**ACTIVITY**. Copy every line below. Do not alter any of them.

---

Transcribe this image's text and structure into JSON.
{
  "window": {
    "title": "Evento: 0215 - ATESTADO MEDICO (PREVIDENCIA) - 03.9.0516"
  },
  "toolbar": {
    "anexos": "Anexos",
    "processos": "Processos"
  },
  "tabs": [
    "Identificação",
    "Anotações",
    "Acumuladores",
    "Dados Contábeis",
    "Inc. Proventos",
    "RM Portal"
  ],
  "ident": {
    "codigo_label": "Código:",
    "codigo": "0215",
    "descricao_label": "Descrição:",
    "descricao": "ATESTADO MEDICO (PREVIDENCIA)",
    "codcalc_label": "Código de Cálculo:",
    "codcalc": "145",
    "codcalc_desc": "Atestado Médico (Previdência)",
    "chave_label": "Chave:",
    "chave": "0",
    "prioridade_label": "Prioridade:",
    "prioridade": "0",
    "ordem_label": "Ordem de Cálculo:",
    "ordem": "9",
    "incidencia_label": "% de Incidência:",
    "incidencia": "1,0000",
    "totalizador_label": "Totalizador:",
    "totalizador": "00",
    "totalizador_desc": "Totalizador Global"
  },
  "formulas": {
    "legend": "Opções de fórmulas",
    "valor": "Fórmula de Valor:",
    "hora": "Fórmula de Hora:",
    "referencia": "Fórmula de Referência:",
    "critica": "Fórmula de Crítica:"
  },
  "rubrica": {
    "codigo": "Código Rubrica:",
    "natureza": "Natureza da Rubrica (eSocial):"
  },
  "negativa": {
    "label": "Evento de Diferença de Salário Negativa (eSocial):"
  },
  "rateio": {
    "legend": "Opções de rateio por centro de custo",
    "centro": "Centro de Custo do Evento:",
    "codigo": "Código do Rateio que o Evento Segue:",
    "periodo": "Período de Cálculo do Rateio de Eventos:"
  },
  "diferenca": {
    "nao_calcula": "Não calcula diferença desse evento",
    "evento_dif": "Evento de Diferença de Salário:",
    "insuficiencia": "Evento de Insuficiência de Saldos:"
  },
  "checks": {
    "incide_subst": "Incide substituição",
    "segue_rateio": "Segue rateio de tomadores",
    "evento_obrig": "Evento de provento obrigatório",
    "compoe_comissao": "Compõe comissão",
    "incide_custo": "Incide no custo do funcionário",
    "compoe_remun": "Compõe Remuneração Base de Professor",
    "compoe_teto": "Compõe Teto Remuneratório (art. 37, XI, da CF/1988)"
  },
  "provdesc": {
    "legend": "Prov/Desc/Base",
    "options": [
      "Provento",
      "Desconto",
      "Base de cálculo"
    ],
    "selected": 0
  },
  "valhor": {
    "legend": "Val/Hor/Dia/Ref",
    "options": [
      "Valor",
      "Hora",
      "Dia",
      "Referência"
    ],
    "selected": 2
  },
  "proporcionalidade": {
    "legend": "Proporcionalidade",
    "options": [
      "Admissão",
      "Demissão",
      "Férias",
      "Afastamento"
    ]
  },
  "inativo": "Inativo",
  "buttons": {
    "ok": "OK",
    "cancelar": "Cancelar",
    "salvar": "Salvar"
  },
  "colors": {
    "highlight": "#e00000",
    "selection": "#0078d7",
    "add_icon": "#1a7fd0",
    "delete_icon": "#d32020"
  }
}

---

**RESULT OF THE EXERCISE**.
Transcribe this image's text and structure into JSON.
{
  "window": {
    "title": "Evento: 0215 - ATESTADO MEDICO (PREVIDENCIA) - 03.9.0516"
  },
  "toolbar": {
    "anexos": "Anexos",
    "processos": "Processos"
  },
  "tabs": [
    "Identificação",
    "Anotações",
    "Acumuladores",
    "Dados Contábeis",
    "Inc. Proventos",
    "RM Portal"
  ],
  "ident": {
    "codigo_label": "Código:",
    "codigo": "0215",
    "descricao_label": "Descrição:",
    "descricao": "ATESTADO MEDICO (PREVIDENCIA)",
    "codcalc_label": "Código de Cálculo:",
    "codcalc": "145",
    "codcalc_desc": "Atestado Médico (Previdência)",
    "chave_label": "Chave:",
    "chave": "0",
    "prioridade_label": "Prioridade:",
    "prioridade": "0",
    "ordem_label": "Ordem de Cálculo:",
    "ordem": "9",
    "incidencia_label": "% de Incidência:",
    "incidencia": "1,0000",
    "totalizador_label": "Totalizador:",
    "totalizador": "00",
    "totalizador_desc": "Totalizador Global"
  },
  "formulas": {
    "legend": "Opções de fórmulas",
    "valor": "Fórmula de Valor:",
    "hora": "Fórmula de Hora:",
    "referencia": "Fórmula de Referência:",
    "critica": "Fórmula de Crítica:"
  },
  "rubrica": {
    "codigo": "Código Rubrica:",
    "natureza": "Natureza da Rubrica (eSocial):"
  },
  "negativa": {
    "label": "Evento de Diferença de Salário Negativa (eSocial):"
  },
  "rateio": {
    "legend": "Opções de rateio por centro de custo",
    "centro": "Centro de Custo do Evento:",
    "codigo": "Código do Rateio que o Evento Segue:",
    "periodo": "Período de Cálculo do Rateio de Eventos:"
  },
  "diferenca": {
    "nao_calcula": "Não calcula diferença desse evento",
    "evento_dif": "Evento de Diferença de Salário:",
    "insuficiencia": "Evento de Insuficiência de Saldos:"
  },
  "checks": {
    "incide_subst": "Incide substituição",
    "segue_rateio": "Segue rateio de tomadores",
    "evento_obrig": "Evento de provento obrigatório",
    "compoe_comissao": "Compõe comissão",
    "incide_custo": "Incide no custo do funcionário",
    "compoe_remun": "Compõe Remuneração Base de Professor",
    "compoe_teto": "Compõe Teto Remuneratório (art. 37, XI, da CF/1988)"
  },
  "provdesc": {
    "legend": "Prov/Desc/Base",
    "options": [
      "Provento",
      "Desconto",
      "Base de cálculo"
    ],
    "selected": 0
  },
  "valhor": {
    "legend": "Val/Hor/Dia/Ref",
    "options": [
      "Valor",
      "Hora",
      "Dia",
      "Referência"
    ],
    "selected": 2
  },
  "proporcionalidade": {
    "legend": "Proporcionalidade",
    "options": [
      "Admissão",
      "Demissão",
      "Férias",
      "Afastamento"
    ]
  },
  "inativo": "Inativo",
  "buttons": {
    "ok": "OK",
    "cancelar": "Cancelar",
    "salvar": "Salvar"
  },
  "colors": {
    "highlight": "#e00000",
    "selection": "#0078d7",
    "add_icon": "#1a7fd0",
    "delete_icon": "#d32020"
  }
}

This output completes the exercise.